Going into the session already familiar with the prototyping process, I assumed that I wouldn’t learn anything new, and that an hour would be way too much time to cover the topic. By the end, I was secretly hoping for “just five more minutes!” to tweak my icons or try a new layout – I was having a lot of fun! The iPad Pro and Apple Pencil feel like the natural combination for prototyping, too. It makes the most sense to design and preview your apps on the same type of display you’ll be using them on, and I never felt hampered by Keynote’s feature set on iOS.
When the session was over, we were offered the ability to AirDrop the templates we had worked on to our personal devices to continue designing at home. I think it would be fun to see a continuation of the prototyping series with more advanced courses that build on your saved work from earlier programs. My brother told me he wants to try another Today at Apple session.
This year, Apple went a step further, reaching out to the developer community in a new way. WWDC keynotes aren't just for developers. The presentations are also targeted at a broader consumer and media audience, which has felt alienating at times to the developers in the room. It was a small thing, but including cameos by Craig Hockenberry and Jim Dalrymple during the opening video this year and spotlighting developers’ families during the closing video personalized the keynote in a new way. It sent the message that Apple understands the developer community and cares about it.
My favorite keyboard for iPad deployments is the Belkin Lightning keyboard.
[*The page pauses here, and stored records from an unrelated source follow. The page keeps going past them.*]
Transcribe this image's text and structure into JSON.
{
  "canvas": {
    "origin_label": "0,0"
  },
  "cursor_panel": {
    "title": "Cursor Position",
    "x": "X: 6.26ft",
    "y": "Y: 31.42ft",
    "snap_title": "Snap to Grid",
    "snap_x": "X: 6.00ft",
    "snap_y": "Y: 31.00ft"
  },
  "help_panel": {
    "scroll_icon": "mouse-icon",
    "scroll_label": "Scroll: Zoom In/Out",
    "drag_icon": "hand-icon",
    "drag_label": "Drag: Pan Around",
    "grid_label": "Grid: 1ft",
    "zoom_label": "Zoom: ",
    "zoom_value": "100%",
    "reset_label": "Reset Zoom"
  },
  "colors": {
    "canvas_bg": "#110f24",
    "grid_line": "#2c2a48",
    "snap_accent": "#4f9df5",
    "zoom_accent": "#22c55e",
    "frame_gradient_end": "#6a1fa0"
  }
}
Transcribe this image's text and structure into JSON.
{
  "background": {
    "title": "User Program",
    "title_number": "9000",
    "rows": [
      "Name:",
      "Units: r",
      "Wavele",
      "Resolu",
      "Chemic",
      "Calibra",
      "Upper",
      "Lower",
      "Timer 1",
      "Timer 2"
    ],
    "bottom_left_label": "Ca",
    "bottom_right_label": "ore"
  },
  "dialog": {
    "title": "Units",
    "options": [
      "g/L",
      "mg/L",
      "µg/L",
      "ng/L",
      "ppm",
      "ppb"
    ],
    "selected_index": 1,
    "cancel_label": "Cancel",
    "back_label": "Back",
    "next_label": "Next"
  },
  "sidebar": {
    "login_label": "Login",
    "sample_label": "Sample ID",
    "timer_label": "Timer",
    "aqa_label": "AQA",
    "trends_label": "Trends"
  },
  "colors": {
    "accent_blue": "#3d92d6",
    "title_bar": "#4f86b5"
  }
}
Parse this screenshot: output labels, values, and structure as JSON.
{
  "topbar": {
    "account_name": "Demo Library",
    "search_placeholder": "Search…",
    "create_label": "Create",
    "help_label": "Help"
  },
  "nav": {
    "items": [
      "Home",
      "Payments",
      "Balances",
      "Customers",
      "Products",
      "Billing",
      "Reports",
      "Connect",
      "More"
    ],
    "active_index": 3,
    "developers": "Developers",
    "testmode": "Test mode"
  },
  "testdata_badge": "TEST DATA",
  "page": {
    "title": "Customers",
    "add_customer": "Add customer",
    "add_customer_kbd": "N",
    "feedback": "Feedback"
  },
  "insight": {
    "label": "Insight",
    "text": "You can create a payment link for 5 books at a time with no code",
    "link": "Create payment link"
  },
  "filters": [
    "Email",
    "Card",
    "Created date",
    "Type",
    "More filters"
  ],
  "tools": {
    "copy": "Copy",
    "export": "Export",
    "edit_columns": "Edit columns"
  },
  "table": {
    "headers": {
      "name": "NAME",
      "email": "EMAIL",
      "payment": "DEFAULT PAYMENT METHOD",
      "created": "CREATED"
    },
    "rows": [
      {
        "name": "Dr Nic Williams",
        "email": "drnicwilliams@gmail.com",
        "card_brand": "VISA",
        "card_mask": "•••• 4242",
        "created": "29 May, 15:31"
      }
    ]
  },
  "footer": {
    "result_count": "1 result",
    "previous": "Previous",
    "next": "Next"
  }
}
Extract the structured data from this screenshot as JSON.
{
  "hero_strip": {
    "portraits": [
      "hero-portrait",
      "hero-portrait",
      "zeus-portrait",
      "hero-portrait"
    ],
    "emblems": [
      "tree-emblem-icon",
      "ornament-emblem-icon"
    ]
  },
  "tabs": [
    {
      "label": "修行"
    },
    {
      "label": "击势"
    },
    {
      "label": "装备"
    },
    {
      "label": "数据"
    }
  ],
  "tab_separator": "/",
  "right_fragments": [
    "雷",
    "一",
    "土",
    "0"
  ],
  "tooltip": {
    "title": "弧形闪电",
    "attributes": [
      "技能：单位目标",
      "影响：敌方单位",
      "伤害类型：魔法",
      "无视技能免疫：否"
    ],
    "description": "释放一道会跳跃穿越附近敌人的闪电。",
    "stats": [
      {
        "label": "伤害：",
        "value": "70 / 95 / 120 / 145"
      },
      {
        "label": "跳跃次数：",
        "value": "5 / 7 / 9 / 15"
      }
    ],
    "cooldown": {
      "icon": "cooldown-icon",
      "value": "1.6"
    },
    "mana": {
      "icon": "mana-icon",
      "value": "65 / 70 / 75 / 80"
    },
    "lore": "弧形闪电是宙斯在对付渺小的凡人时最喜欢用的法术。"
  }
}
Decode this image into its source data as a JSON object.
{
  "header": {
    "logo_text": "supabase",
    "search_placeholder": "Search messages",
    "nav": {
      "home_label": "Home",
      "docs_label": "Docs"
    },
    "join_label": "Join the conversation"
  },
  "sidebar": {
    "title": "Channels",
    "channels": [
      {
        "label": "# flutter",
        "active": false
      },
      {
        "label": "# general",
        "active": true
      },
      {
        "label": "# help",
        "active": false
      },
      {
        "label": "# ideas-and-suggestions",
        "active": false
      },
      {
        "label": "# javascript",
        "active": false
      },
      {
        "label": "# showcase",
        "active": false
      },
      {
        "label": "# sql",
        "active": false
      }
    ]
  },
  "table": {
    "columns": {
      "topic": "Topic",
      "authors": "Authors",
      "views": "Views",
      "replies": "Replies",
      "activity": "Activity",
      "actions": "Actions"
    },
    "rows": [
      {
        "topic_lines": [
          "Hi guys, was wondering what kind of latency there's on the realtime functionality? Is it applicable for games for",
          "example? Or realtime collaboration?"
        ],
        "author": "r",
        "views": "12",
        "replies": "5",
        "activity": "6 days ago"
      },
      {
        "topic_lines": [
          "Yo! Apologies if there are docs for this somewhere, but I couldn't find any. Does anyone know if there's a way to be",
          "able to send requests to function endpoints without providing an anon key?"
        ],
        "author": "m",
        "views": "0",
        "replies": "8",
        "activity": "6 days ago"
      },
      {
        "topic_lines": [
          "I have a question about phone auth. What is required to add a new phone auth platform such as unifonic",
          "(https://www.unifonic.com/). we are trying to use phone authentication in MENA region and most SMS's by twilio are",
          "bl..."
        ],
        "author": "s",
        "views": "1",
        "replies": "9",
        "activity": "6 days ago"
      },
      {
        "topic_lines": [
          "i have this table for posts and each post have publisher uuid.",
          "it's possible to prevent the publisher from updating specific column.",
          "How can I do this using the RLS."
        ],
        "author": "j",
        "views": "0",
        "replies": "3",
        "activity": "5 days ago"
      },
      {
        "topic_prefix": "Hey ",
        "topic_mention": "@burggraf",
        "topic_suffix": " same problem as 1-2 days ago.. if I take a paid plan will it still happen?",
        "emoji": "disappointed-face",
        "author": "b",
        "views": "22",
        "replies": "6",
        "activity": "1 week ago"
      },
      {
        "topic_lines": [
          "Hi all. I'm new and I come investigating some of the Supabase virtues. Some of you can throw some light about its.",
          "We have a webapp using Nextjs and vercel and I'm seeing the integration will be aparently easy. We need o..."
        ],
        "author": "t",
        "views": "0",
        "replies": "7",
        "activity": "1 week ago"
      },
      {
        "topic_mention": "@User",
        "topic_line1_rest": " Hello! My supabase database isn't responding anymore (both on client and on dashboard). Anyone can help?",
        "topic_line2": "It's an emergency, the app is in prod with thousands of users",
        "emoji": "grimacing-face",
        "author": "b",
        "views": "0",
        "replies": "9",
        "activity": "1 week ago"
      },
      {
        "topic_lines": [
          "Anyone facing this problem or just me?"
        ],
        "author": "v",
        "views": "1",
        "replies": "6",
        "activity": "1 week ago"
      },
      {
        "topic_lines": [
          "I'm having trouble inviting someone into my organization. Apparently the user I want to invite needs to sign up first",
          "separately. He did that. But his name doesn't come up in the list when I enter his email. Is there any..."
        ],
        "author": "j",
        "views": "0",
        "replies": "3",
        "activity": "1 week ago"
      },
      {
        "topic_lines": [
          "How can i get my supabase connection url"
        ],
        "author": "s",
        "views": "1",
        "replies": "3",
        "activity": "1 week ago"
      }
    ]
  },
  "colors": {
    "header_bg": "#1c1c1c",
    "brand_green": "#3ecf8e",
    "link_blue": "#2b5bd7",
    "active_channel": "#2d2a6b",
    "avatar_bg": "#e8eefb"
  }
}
It’s a wired keyboard, so there is nothing to configure. A student plugs it up and can get to typing. It also includes a stand, so it keeps an iPad at an optimal height. We’ve had them for a couple of years, and I’ve been very happy with them.
A languid pace can produce terrific results because rest allows us to gather our resources. Those long walks and hours pursuing hobbies breed deep reflection and creativity. And midafternoon naps? They’re cognitive gold, as Sara Mednick, a sleep researcher at UC Irvine, has found. “They improve alertness, help consolidate information you learned earlier, and help with emotional regulation,” she says.
Even a bit of procrastinating has its advantages. Being a moderate procrastinator may simply be your mind’s way of demanding more space and time—or of focusing on things that really matter, which may not be Task No. 1 glaring at you balefully from atop your to-do list. (Philosopher John Perry calls this “structured procrastination.”)
What is the acceptable shelf life of a Mac? How old can a model be before it becomes uncouth to sell it as new? I remember when Macs used to get regular, approximately-annual spec bumps. It wasn’t that long ago — maybe five years or so. Has something changed since 2013 that seemingly makes difficult for the Mac to be updated more frequently?
When Apple launched the 2016 MacBook Pro models — the first models with the Touch Bar — members of their executive team spoke with Shara Tibken and Connie Guglielmo of CNet. Schiller mentioned that the new models took a while to be launched because they “didn’t want to just create a speed bump on the MacBook Pro”. I hope that’s not their attitude across the product line. People love spec bumps; it helps customers know that they’re getting the newest model they can, and reassures them that it will last longer.
It feels like the folks at Apple believe that they need to introduce brand new features and top-down redesigns every time they update a Mac. But that couldn’t be further from the truth.
All this past week, I've had problems talking. Not in the sense I've lost my voice or having language amnesia, but in the sense of self-doubt. Everytime I finished talking, I started questioning myself on whether I should have said what I have said.
I think I can recover from this bout. I think I have recovered from something similar before. However, meanwhile, I'm keeping quiet.
Thanks for reading.